__Task__: Verbatim copy, images removed: write out the entries below.

**********

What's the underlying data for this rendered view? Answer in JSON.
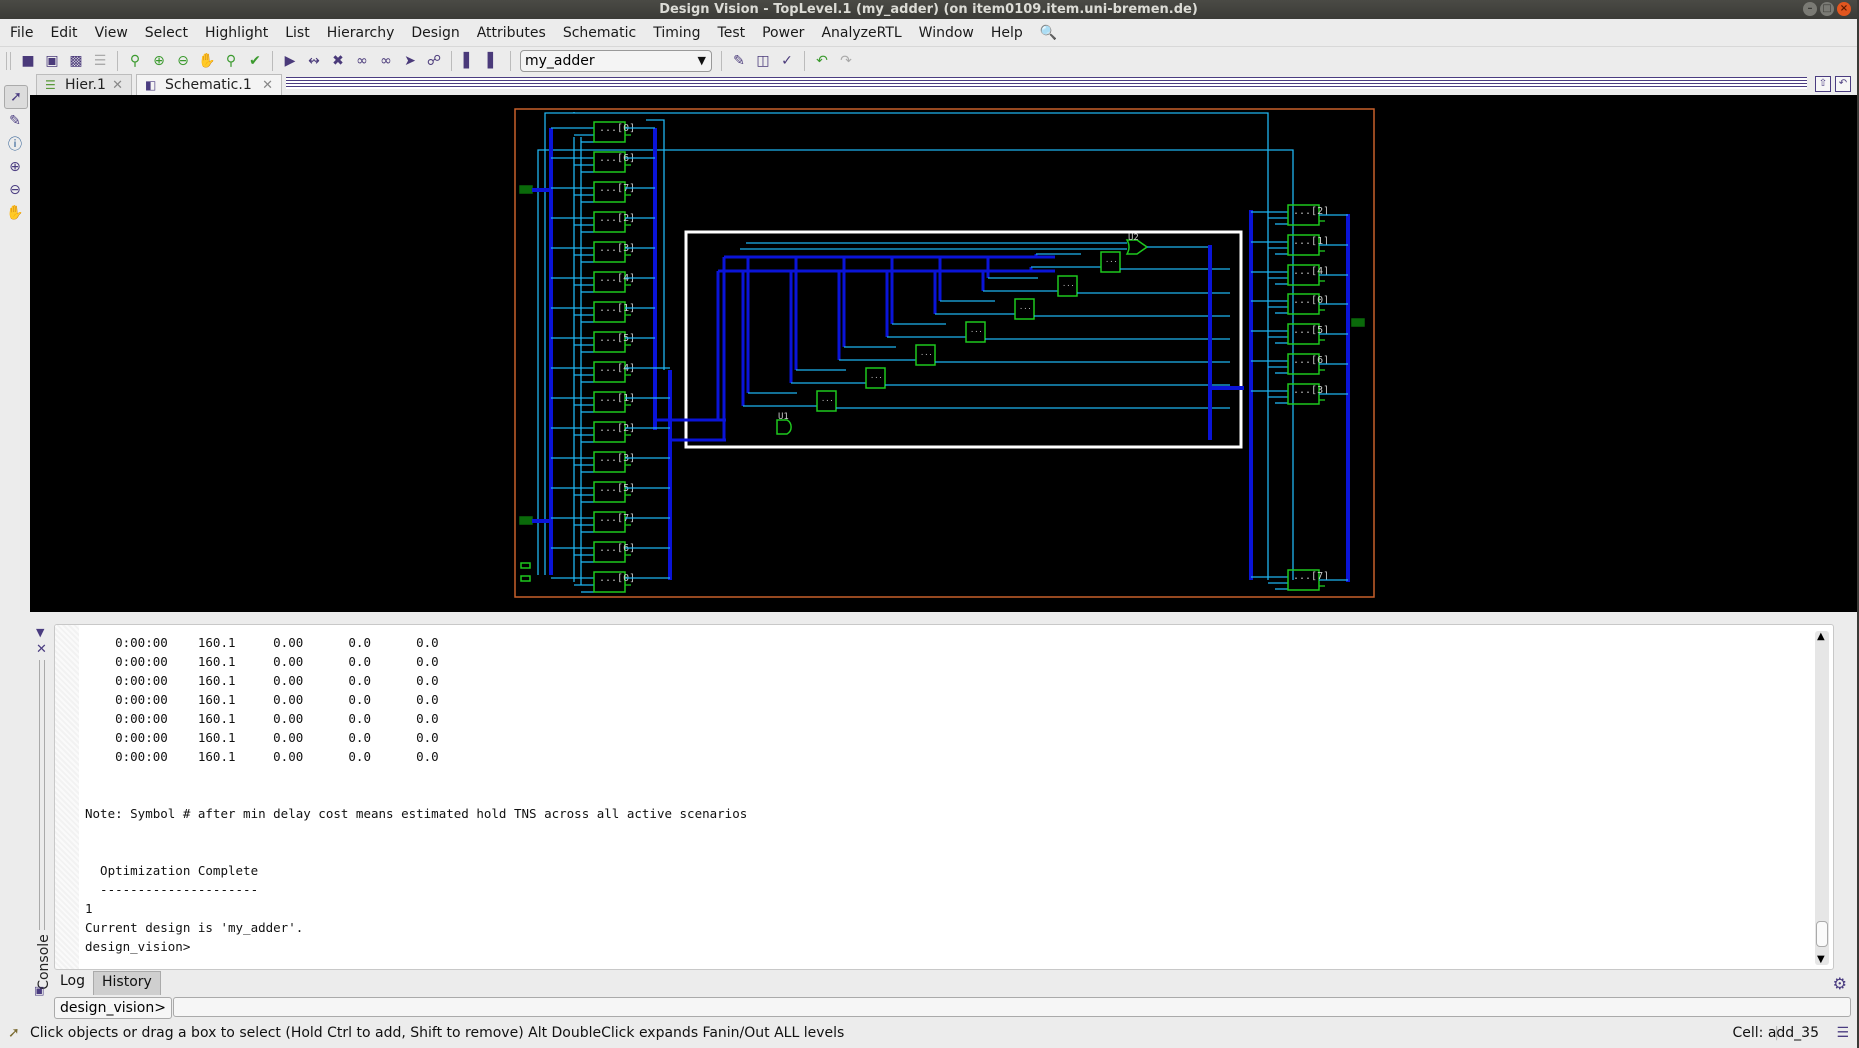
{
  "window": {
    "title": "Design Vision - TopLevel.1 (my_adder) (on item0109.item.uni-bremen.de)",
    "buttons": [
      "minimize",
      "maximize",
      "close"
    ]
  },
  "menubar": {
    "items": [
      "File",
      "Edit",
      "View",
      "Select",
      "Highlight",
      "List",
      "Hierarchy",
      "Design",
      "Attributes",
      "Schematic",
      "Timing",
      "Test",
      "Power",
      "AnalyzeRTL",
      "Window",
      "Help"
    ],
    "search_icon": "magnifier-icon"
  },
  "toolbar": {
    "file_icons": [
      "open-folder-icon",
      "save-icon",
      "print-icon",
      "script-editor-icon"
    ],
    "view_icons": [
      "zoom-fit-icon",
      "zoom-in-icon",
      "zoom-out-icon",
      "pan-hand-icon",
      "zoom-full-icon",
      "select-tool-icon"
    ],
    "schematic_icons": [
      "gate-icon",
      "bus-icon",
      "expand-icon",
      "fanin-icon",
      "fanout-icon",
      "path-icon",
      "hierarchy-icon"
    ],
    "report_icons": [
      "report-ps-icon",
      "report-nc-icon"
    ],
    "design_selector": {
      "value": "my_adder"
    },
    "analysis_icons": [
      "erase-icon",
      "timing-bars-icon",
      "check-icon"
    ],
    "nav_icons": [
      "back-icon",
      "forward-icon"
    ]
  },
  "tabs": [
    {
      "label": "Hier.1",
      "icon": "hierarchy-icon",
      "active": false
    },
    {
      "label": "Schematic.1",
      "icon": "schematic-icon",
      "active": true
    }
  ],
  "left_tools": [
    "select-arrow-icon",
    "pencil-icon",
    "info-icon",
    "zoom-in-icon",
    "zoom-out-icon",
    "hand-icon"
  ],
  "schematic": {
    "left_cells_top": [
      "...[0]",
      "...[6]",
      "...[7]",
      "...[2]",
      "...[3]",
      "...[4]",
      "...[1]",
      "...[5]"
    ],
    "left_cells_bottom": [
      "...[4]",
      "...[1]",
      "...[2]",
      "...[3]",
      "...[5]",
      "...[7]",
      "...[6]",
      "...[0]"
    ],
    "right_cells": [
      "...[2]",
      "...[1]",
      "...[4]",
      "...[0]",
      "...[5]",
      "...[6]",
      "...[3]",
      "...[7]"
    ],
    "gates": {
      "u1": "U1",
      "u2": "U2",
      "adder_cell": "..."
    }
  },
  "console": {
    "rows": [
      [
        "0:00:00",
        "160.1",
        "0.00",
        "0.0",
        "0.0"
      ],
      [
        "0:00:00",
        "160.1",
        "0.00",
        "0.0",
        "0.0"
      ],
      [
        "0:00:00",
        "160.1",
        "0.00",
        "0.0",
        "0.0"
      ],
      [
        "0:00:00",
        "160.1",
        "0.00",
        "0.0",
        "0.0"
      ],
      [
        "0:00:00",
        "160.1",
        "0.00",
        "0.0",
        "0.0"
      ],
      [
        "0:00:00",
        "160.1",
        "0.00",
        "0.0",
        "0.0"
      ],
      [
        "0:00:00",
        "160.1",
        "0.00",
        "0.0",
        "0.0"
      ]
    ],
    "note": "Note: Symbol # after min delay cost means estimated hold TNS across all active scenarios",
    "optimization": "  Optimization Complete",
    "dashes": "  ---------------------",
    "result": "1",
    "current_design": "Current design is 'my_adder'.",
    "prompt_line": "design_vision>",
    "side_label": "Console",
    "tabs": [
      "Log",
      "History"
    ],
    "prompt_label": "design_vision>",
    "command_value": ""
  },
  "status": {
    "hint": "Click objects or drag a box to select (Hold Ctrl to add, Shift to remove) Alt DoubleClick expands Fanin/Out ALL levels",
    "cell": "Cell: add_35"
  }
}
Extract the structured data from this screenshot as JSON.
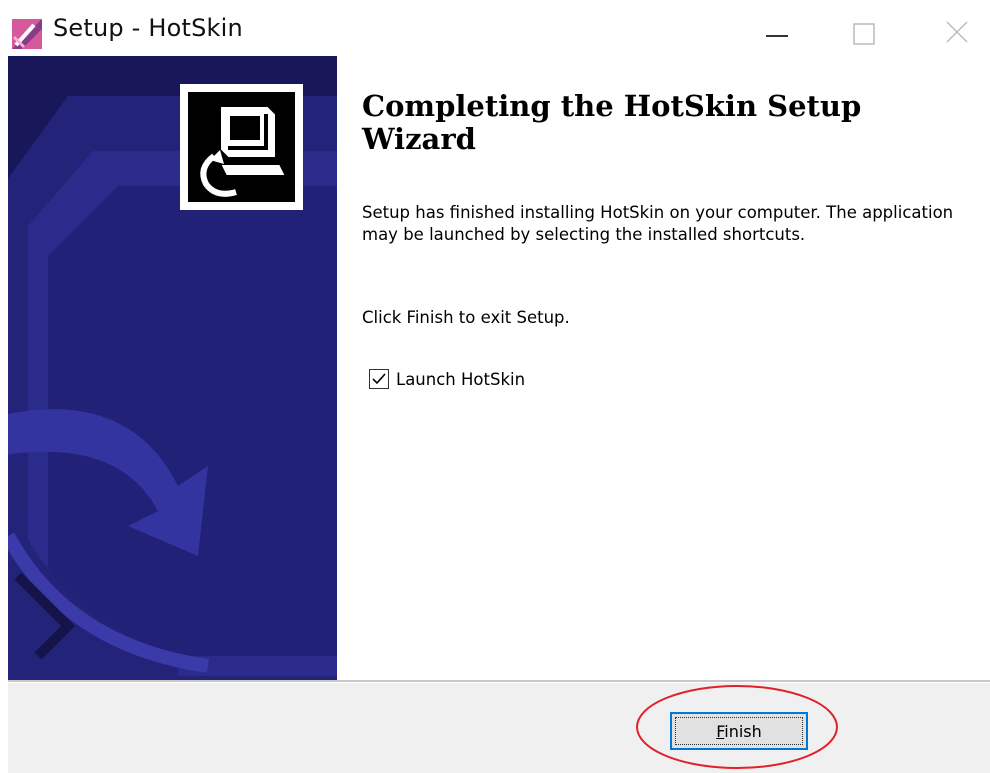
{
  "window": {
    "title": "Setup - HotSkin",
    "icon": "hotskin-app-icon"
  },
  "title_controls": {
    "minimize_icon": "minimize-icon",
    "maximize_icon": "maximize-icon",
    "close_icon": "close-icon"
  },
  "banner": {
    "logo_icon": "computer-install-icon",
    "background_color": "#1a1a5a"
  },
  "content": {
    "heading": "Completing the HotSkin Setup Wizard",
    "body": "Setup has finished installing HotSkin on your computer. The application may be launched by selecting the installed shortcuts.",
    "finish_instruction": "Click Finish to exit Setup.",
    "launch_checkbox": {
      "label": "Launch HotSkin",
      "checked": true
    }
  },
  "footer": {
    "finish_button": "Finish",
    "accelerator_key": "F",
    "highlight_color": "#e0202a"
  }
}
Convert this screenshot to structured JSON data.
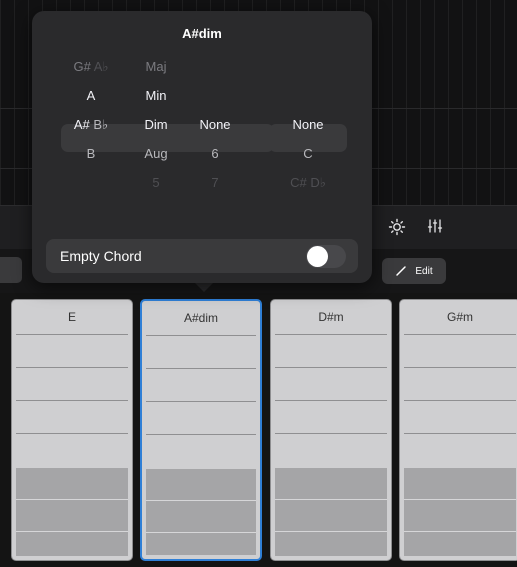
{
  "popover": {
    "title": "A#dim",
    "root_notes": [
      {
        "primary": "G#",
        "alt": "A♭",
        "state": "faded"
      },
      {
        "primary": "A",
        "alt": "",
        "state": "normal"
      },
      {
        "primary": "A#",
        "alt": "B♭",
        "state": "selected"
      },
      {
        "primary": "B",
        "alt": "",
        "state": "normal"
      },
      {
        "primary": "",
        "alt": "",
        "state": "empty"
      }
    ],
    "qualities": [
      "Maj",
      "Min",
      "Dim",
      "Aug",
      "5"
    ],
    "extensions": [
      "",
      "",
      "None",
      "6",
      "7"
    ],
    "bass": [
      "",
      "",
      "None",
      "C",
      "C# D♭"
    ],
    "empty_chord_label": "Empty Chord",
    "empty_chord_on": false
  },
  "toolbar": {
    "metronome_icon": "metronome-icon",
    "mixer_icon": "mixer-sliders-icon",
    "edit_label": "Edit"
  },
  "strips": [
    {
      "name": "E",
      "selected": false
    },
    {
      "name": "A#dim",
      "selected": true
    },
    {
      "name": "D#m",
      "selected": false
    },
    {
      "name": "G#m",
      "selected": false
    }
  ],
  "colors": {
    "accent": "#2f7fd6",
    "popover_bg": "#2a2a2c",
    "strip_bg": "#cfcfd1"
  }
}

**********

__Solution to the exercise__:
What's the underlying data for this rendered view? Answer in JSON.
{
  "window": {
    "title": "Design Vision - TopLevel.1 (my_adder) (on item0109.item.uni-bremen.de)",
    "buttons": [
      "minimize",
      "maximize",
      "close"
    ]
  },
  "menubar": {
    "items": [
      "File",
      "Edit",
      "View",
      "Select",
      "Highlight",
      "List",
      "Hierarchy",
      "Design",
      "Attributes",
      "Schematic",
      "Timing",
      "Test",
      "Power",
      "AnalyzeRTL",
      "Window",
      "Help"
    ],
    "search_icon": "magnifier-icon"
  },
  "toolbar": {
    "file_icons": [
      "open-folder-icon",
      "save-icon",
      "print-icon",
      "script-editor-icon"
    ],
    "view_icons": [
      "zoom-fit-icon",
      "zoom-in-icon",
      "zoom-out-icon",
      "pan-hand-icon",
      "zoom-full-icon",
      "select-tool-icon"
    ],
    "schematic_icons": [
      "gate-icon",
      "bus-icon",
      "expand-icon",
      "fanin-icon",
      "fanout-icon",
      "path-icon",
      "hierarchy-icon"
    ],
    "report_icons": [
      "report-ps-icon",
      "report-nc-icon"
    ],
    "design_selector": {
      "value": "my_adder"
    },
    "analysis_icons": [
      "erase-icon",
      "timing-bars-icon",
      "check-icon"
    ],
    "nav_icons": [
      "back-icon",
      "forward-icon"
    ]
  },
  "tabs": [
    {
      "label": "Hier.1",
      "icon": "hierarchy-icon",
      "active": false
    },
    {
      "label": "Schematic.1",
      "icon": "schematic-icon",
      "active": true
    }
  ],
  "left_tools": [
    "select-arrow-icon",
    "pencil-icon",
    "info-icon",
    "zoom-in-icon",
    "zoom-out-icon",
    "hand-icon"
  ],
  "schematic": {
    "left_cells_top": [
      "...[0]",
      "...[6]",
      "...[7]",
      "...[2]",
      "...[3]",
      "...[4]",
      "...[1]",
      "...[5]"
    ],
    "left_cells_bottom": [
      "...[4]",
      "...[1]",
      "...[2]",
      "...[3]",
      "...[5]",
      "...[7]",
      "...[6]",
      "...[0]"
    ],
    "right_cells": [
      "...[2]",
      "...[1]",
      "...[4]",
      "...[0]",
      "...[5]",
      "...[6]",
      "...[3]",
      "...[7]"
    ],
    "gates": {
      "u1": "U1",
      "u2": "U2",
      "adder_cell": "..."
    }
  },
  "console": {
    "rows": [
      [
        "0:00:00",
        "160.1",
        "0.00",
        "0.0",
        "0.0"
      ],
      [
        "0:00:00",
        "160.1",
        "0.00",
        "0.0",
        "0.0"
      ],
      [
        "0:00:00",
        "160.1",
        "0.00",
        "0.0",
        "0.0"
      ],
      [
        "0:00:00",
        "160.1",
        "0.00",
        "0.0",
        "0.0"
      ],
      [
        "0:00:00",
        "160.1",
        "0.00",
        "0.0",
        "0.0"
      ],
      [
        "0:00:00",
        "160.1",
        "0.00",
        "0.0",
        "0.0"
      ],
      [
        "0:00:00",
        "160.1",
        "0.00",
        "0.0",
        "0.0"
      ]
    ],
    "note": "Note: Symbol # after min delay cost means estimated hold TNS across all active scenarios",
    "optimization": "  Optimization Complete",
    "dashes": "  ---------------------",
    "result": "1",
    "current_design": "Current design is 'my_adder'.",
    "prompt_line": "design_vision>",
    "side_label": "Console",
    "tabs": [
      "Log",
      "History"
    ],
    "prompt_label": "design_vision>",
    "command_value": ""
  },
  "status": {
    "hint": "Click objects or drag a box to select (Hold Ctrl to add, Shift to remove) Alt DoubleClick expands Fanin/Out ALL levels",
    "cell": "Cell: add_35"
  }
}
Extract the structured data from this screenshot as JSON.
{
  "window": {
    "title": "Setup - HotSkin",
    "icon": "hotskin-app-icon"
  },
  "title_controls": {
    "minimize_icon": "minimize-icon",
    "maximize_icon": "maximize-icon",
    "close_icon": "close-icon"
  },
  "banner": {
    "logo_icon": "computer-install-icon",
    "background_color": "#1a1a5a"
  },
  "content": {
    "heading": "Completing the HotSkin Setup Wizard",
    "body": "Setup has finished installing HotSkin on your computer. The application may be launched by selecting the installed shortcuts.",
    "finish_instruction": "Click Finish to exit Setup.",
    "launch_checkbox": {
      "label": "Launch HotSkin",
      "checked": true
    }
  },
  "footer": {
    "finish_button": "Finish",
    "accelerator_key": "F",
    "highlight_color": "#e0202a"
  }
}
Convert this screenshot to structured JSON data.
{
  "popover": {
    "title": "A#dim",
    "root_notes": [
      {
        "primary": "G#",
        "alt": "A♭",
        "state": "faded"
      },
      {
        "primary": "A",
        "alt": "",
        "state": "normal"
      },
      {
        "primary": "A#",
        "alt": "B♭",
        "state": "selected"
      },
      {
        "primary": "B",
        "alt": "",
        "state": "normal"
      },
      {
        "primary": "",
        "alt": "",
        "state": "empty"
      }
    ],
    "qualities": [
      "Maj",
      "Min",
      "Dim",
      "Aug",
      "5"
    ],
    "extensions": [
      "",
      "",
      "None",
      "6",
      "7"
    ],
    "bass": [
      "",
      "",
      "None",
      "C",
      "C# D♭"
    ],
    "empty_chord_label": "Empty Chord",
    "empty_chord_on": false
  },
  "toolbar": {
    "metronome_icon": "metronome-icon",
    "mixer_icon": "mixer-sliders-icon",
    "edit_label": "Edit"
  },
  "strips": [
    {
      "name": "E",
      "selected": false
    },
    {
      "name": "A#dim",
      "selected": true
    },
    {
      "name": "D#m",
      "selected": false
    },
    {
      "name": "G#m",
      "selected": false
    }
  ],
  "colors": {
    "accent": "#2f7fd6",
    "popover_bg": "#2a2a2c",
    "strip_bg": "#cfcfd1"
  }
}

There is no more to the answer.